* WORK ITEM *
The word "text" marks the lines to find; copy every such line from the data below.

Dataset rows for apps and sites
-- Opening Marker --

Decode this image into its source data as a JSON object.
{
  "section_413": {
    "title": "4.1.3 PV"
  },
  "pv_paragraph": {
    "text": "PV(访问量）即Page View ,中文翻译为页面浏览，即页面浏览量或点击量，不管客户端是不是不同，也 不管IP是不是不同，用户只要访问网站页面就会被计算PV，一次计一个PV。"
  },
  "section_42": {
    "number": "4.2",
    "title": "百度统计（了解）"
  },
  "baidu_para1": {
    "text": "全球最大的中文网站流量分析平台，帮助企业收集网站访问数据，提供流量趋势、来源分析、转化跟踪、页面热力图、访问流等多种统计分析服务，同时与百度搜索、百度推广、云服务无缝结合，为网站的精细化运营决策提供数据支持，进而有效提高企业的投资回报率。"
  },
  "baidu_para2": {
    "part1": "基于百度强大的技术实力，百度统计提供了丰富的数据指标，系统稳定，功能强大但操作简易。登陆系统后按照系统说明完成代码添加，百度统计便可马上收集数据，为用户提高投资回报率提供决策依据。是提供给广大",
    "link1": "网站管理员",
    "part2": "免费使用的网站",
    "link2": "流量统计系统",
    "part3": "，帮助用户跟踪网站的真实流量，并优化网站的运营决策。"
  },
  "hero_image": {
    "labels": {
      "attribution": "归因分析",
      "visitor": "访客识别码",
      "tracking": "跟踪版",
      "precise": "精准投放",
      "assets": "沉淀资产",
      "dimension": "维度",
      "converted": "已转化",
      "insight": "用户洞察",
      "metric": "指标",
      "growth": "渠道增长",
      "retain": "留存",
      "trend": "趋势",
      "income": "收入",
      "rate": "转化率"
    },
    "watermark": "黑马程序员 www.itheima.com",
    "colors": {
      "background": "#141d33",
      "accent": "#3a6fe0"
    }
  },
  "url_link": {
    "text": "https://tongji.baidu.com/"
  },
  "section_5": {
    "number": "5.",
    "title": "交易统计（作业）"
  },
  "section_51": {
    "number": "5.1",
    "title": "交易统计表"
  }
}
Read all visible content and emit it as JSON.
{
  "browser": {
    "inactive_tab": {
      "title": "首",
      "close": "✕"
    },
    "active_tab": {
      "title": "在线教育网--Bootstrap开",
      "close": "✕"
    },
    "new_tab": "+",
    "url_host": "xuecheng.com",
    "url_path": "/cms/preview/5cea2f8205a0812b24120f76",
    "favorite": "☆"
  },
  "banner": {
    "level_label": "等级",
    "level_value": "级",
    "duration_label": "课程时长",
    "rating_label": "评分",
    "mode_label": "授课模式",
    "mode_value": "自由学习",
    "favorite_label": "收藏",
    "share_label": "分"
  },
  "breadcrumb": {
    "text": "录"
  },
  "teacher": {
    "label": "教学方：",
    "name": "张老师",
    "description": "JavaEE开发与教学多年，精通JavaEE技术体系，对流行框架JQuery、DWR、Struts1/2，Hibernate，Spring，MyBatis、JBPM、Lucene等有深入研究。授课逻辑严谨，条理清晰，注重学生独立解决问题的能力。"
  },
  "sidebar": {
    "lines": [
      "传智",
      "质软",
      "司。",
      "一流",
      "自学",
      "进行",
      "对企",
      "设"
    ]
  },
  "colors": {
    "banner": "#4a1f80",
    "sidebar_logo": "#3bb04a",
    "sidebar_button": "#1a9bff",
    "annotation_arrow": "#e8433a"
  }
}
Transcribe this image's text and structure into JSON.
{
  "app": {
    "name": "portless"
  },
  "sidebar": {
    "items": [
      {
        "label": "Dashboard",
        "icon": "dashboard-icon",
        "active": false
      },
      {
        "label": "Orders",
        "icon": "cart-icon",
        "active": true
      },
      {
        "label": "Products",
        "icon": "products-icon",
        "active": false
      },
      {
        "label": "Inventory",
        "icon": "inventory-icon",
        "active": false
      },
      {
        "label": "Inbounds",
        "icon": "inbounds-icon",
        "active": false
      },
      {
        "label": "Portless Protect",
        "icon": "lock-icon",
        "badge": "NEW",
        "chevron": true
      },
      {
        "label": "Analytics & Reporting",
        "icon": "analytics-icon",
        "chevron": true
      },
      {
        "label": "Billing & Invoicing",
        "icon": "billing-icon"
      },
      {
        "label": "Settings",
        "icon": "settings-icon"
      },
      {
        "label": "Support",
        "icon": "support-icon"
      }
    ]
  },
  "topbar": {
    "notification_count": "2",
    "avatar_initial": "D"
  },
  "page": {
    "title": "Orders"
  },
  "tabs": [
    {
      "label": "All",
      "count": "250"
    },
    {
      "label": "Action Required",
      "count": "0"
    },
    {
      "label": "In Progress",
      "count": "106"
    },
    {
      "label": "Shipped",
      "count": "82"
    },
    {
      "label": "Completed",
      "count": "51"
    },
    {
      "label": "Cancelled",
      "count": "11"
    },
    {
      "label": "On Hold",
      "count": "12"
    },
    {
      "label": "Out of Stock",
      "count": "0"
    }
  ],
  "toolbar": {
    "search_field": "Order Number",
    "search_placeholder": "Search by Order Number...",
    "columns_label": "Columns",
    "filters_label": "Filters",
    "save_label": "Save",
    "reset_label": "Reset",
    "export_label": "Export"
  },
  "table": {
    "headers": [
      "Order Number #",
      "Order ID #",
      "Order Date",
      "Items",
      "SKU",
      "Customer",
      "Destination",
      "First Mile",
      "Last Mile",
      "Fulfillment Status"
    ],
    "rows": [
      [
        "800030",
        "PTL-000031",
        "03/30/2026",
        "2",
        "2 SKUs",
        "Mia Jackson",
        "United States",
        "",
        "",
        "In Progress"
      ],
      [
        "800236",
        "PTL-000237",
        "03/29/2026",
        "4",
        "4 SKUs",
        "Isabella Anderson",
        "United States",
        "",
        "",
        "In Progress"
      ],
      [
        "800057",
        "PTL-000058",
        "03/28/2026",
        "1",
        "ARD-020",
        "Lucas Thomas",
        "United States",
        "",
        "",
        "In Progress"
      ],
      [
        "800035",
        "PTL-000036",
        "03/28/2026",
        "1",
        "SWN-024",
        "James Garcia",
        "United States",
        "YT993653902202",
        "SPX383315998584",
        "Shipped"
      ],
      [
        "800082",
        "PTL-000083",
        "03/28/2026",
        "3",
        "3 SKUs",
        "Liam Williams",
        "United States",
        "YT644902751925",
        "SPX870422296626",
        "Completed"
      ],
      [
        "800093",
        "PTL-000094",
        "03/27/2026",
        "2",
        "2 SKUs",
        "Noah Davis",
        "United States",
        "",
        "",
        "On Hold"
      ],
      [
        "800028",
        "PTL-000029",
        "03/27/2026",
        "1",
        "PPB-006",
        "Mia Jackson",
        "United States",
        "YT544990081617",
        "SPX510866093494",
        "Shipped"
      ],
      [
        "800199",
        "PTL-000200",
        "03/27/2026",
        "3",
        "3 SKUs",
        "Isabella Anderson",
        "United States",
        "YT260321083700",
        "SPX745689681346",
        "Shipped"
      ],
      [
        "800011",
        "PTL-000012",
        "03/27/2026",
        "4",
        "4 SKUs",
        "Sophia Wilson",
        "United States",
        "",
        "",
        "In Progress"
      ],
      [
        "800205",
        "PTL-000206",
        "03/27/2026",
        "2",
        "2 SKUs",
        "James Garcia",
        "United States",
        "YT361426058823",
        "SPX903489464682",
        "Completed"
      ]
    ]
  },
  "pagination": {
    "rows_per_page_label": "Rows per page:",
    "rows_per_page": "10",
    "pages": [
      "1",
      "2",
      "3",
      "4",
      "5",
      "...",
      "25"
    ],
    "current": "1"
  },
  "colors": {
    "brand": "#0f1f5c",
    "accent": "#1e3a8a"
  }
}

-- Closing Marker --

* WRITTEN SOLUTION *
    "text": "PV(访问量）即Page View ,中文翻译为页面浏览，即页面浏览量或点击量，不管客户端是不是不同，也 不管IP是不是不同，用户只要访问网站页面就会被计算PV，一次计一个PV。"
    "text": "全球最大的中文网站流量分析平台，帮助企业收集网站访问数据，提供流量趋势、来源分析、转化跟踪、页面热力图、访问流等多种统计分析服务，同时与百度搜索、百度推广、云服务无缝结合，为网站的精细化运营决策提供数据支持，进而有效提高企业的投资回报率。"
    "text": "https://tongji.baidu.com/"
    "text": "录"
Transcribe this image's text and structure into JSON.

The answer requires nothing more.